* **Task goal**
The entries are to be repeated verbatim, with nothing left out.

* **Data in this exercise**
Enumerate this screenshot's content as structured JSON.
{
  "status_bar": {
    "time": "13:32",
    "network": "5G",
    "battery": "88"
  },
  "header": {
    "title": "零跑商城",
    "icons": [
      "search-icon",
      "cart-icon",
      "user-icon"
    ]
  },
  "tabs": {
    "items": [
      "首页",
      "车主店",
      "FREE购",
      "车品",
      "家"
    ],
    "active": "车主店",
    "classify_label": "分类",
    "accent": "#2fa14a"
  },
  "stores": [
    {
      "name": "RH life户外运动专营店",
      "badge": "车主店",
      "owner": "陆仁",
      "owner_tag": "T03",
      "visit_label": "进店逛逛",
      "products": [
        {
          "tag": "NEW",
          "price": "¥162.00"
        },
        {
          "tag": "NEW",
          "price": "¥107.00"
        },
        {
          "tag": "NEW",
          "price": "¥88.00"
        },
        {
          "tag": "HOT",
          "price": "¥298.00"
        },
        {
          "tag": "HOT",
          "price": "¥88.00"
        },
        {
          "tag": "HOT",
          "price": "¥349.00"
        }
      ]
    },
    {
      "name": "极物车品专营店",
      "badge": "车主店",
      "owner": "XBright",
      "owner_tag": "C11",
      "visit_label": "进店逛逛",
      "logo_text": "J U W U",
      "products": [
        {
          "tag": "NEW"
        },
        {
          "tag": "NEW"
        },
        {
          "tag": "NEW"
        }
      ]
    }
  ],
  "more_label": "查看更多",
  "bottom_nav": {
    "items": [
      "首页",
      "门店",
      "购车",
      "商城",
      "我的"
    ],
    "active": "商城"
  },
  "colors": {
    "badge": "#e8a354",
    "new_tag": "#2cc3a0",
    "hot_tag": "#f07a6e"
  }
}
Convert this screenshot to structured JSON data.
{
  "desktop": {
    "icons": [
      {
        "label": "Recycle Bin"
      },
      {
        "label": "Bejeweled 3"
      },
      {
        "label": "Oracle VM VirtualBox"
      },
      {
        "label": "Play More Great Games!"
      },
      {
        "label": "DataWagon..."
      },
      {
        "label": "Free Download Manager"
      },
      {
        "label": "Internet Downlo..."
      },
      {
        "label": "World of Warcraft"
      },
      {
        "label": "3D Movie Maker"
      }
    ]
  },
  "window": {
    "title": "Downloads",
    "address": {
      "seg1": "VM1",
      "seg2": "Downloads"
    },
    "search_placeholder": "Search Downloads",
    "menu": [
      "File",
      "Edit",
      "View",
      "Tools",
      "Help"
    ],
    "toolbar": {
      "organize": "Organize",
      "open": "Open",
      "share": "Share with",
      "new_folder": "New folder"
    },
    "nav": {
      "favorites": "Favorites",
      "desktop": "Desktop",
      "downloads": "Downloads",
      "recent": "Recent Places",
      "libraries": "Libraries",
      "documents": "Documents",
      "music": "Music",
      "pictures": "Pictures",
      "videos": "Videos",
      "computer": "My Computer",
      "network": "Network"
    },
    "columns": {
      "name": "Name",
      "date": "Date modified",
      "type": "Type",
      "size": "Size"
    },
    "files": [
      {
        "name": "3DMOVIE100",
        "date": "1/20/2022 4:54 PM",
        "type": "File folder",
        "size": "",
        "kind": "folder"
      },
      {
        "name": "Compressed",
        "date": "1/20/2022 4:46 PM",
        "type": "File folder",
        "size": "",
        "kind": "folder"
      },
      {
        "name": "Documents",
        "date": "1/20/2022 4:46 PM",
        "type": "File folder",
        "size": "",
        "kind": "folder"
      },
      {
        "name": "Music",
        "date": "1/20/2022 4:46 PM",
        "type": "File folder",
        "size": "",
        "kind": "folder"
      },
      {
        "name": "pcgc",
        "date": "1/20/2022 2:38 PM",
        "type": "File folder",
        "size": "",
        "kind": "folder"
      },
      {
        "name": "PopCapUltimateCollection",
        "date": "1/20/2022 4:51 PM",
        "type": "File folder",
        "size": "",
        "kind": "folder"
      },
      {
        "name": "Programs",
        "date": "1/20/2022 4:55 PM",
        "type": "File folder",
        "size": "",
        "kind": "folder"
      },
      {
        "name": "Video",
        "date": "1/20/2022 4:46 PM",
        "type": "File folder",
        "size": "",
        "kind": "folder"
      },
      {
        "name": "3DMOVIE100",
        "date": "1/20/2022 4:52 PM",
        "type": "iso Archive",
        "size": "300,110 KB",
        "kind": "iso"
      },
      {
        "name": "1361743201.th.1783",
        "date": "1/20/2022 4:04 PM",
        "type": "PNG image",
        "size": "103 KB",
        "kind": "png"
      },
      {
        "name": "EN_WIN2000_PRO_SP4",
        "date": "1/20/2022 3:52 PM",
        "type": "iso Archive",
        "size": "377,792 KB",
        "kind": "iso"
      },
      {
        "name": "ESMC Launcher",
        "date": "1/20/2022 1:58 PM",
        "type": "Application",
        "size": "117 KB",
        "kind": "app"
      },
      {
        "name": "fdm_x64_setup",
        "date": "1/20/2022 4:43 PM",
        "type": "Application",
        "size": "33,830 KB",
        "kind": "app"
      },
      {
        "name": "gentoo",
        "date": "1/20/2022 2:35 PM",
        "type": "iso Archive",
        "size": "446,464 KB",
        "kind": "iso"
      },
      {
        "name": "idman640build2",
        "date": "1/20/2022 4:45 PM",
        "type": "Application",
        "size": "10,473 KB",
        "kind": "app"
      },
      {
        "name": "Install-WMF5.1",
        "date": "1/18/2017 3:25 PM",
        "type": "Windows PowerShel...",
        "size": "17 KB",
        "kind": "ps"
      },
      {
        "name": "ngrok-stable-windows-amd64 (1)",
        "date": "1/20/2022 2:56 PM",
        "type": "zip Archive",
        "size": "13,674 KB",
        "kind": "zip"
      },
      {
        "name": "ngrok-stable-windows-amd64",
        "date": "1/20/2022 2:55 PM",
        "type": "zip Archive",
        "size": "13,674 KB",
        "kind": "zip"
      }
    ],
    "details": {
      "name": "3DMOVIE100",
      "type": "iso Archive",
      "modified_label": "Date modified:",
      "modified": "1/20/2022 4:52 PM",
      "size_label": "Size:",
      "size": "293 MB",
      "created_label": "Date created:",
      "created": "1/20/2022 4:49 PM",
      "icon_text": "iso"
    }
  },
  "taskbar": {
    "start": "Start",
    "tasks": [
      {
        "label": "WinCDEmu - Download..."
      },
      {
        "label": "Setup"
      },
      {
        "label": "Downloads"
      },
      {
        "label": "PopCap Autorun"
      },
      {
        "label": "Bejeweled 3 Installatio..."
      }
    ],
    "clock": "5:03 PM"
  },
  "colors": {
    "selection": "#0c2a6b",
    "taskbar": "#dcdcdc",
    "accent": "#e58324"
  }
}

* **Result of the task**
Enumerate this screenshot's content as structured JSON.
{
  "status_bar": {
    "time": "13:32",
    "network": "5G",
    "battery": "88"
  },
  "header": {
    "title": "零跑商城",
    "icons": [
      "search-icon",
      "cart-icon",
      "user-icon"
    ]
  },
  "tabs": {
    "items": [
      "首页",
      "车主店",
      "FREE购",
      "车品",
      "家"
    ],
    "active": "车主店",
    "classify_label": "分类",
    "accent": "#2fa14a"
  },
  "stores": [
    {
      "name": "RH life户外运动专营店",
      "badge": "车主店",
      "owner": "陆仁",
      "owner_tag": "T03",
      "visit_label": "进店逛逛",
      "products": [
        {
          "tag": "NEW",
          "price": "¥162.00"
        },
        {
          "tag": "NEW",
          "price": "¥107.00"
        },
        {
          "tag": "NEW",
          "price": "¥88.00"
        },
        {
          "tag": "HOT",
          "price": "¥298.00"
        },
        {
          "tag": "HOT",
          "price": "¥88.00"
        },
        {
          "tag": "HOT",
          "price": "¥349.00"
        }
      ]
    },
    {
      "name": "极物车品专营店",
      "badge": "车主店",
      "owner": "XBright",
      "owner_tag": "C11",
      "visit_label": "进店逛逛",
      "logo_text": "J U W U",
      "products": [
        {
          "tag": "NEW"
        },
        {
          "tag": "NEW"
        },
        {
          "tag": "NEW"
        }
      ]
    }
  ],
  "more_label": "查看更多",
  "bottom_nav": {
    "items": [
      "首页",
      "门店",
      "购车",
      "商城",
      "我的"
    ],
    "active": "商城"
  },
  "colors": {
    "badge": "#e8a354",
    "new_tag": "#2cc3a0",
    "hot_tag": "#f07a6e"
  }
}
Convert this screenshot to structured JSON data.
{
  "desktop": {
    "icons": [
      {
        "label": "Recycle Bin"
      },
      {
        "label": "Bejeweled 3"
      },
      {
        "label": "Oracle VM VirtualBox"
      },
      {
        "label": "Play More Great Games!"
      },
      {
        "label": "DataWagon..."
      },
      {
        "label": "Free Download Manager"
      },
      {
        "label": "Internet Downlo..."
      },
      {
        "label": "World of Warcraft"
      },
      {
        "label": "3D Movie Maker"
      }
    ]
  },
  "window": {
    "title": "Downloads",
    "address": {
      "seg1": "VM1",
      "seg2": "Downloads"
    },
    "search_placeholder": "Search Downloads",
    "menu": [
      "File",
      "Edit",
      "View",
      "Tools",
      "Help"
    ],
    "toolbar": {
      "organize": "Organize",
      "open": "Open",
      "share": "Share with",
      "new_folder": "New folder"
    },
    "nav": {
      "favorites": "Favorites",
      "desktop": "Desktop",
      "downloads": "Downloads",
      "recent": "Recent Places",
      "libraries": "Libraries",
      "documents": "Documents",
      "music": "Music",
      "pictures": "Pictures",
      "videos": "Videos",
      "computer": "My Computer",
      "network": "Network"
    },
    "columns": {
      "name": "Name",
      "date": "Date modified",
      "type": "Type",
      "size": "Size"
    },
    "files": [
      {
        "name": "3DMOVIE100",
        "date": "1/20/2022 4:54 PM",
        "type": "File folder",
        "size": "",
        "kind": "folder"
      },
      {
        "name": "Compressed",
        "date": "1/20/2022 4:46 PM",
        "type": "File folder",
        "size": "",
        "kind": "folder"
      },
      {
        "name": "Documents",
        "date": "1/20/2022 4:46 PM",
        "type": "File folder",
        "size": "",
        "kind": "folder"
      },
      {
        "name": "Music",
        "date": "1/20/2022 4:46 PM",
        "type": "File folder",
        "size": "",
        "kind": "folder"
      },
      {
        "name": "pcgc",
        "date": "1/20/2022 2:38 PM",
        "type": "File folder",
        "size": "",
        "kind": "folder"
      },
      {
        "name": "PopCapUltimateCollection",
        "date": "1/20/2022 4:51 PM",
        "type": "File folder",
        "size": "",
        "kind": "folder"
      },
      {
        "name": "Programs",
        "date": "1/20/2022 4:55 PM",
        "type": "File folder",
        "size": "",
        "kind": "folder"
      },
      {
        "name": "Video",
        "date": "1/20/2022 4:46 PM",
        "type": "File folder",
        "size": "",
        "kind": "folder"
      },
      {
        "name": "3DMOVIE100",
        "date": "1/20/2022 4:52 PM",
        "type": "iso Archive",
        "size": "300,110 KB",
        "kind": "iso"
      },
      {
        "name": "1361743201.th.1783",
        "date": "1/20/2022 4:04 PM",
        "type": "PNG image",
        "size": "103 KB",
        "kind": "png"
      },
      {
        "name": "EN_WIN2000_PRO_SP4",
        "date": "1/20/2022 3:52 PM",
        "type": "iso Archive",
        "size": "377,792 KB",
        "kind": "iso"
      },
      {
        "name": "ESMC Launcher",
        "date": "1/20/2022 1:58 PM",
        "type": "Application",
        "size": "117 KB",
        "kind": "app"
      },
      {
        "name": "fdm_x64_setup",
        "date": "1/20/2022 4:43 PM",
        "type": "Application",
        "size": "33,830 KB",
        "kind": "app"
      },
      {
        "name": "gentoo",
        "date": "1/20/2022 2:35 PM",
        "type": "iso Archive",
        "size": "446,464 KB",
        "kind": "iso"
      },
      {
        "name": "idman640build2",
        "date": "1/20/2022 4:45 PM",
        "type": "Application",
        "size": "10,473 KB",
        "kind": "app"
      },
      {
        "name": "Install-WMF5.1",
        "date": "1/18/2017 3:25 PM",
        "type": "Windows PowerShel...",
        "size": "17 KB",
        "kind": "ps"
      },
      {
        "name": "ngrok-stable-windows-amd64 (1)",
        "date": "1/20/2022 2:56 PM",
        "type": "zip Archive",
        "size": "13,674 KB",
        "kind": "zip"
      },
      {
        "name": "ngrok-stable-windows-amd64",
        "date": "1/20/2022 2:55 PM",
        "type": "zip Archive",
        "size": "13,674 KB",
        "kind": "zip"
      }
    ],
    "details": {
      "name": "3DMOVIE100",
      "type": "iso Archive",
      "modified_label": "Date modified:",
      "modified": "1/20/2022 4:52 PM",
      "size_label": "Size:",
      "size": "293 MB",
      "created_label": "Date created:",
      "created": "1/20/2022 4:49 PM",
      "icon_text": "iso"
    }
  },
  "taskbar": {
    "start": "Start",
    "tasks": [
      {
        "label": "WinCDEmu - Download..."
      },
      {
        "label": "Setup"
      },
      {
        "label": "Downloads"
      },
      {
        "label": "PopCap Autorun"
      },
      {
        "label": "Bejeweled 3 Installatio..."
      }
    ],
    "clock": "5:03 PM"
  },
  "colors": {
    "selection": "#0c2a6b",
    "taskbar": "#dcdcdc",
    "accent": "#e58324"
  }
}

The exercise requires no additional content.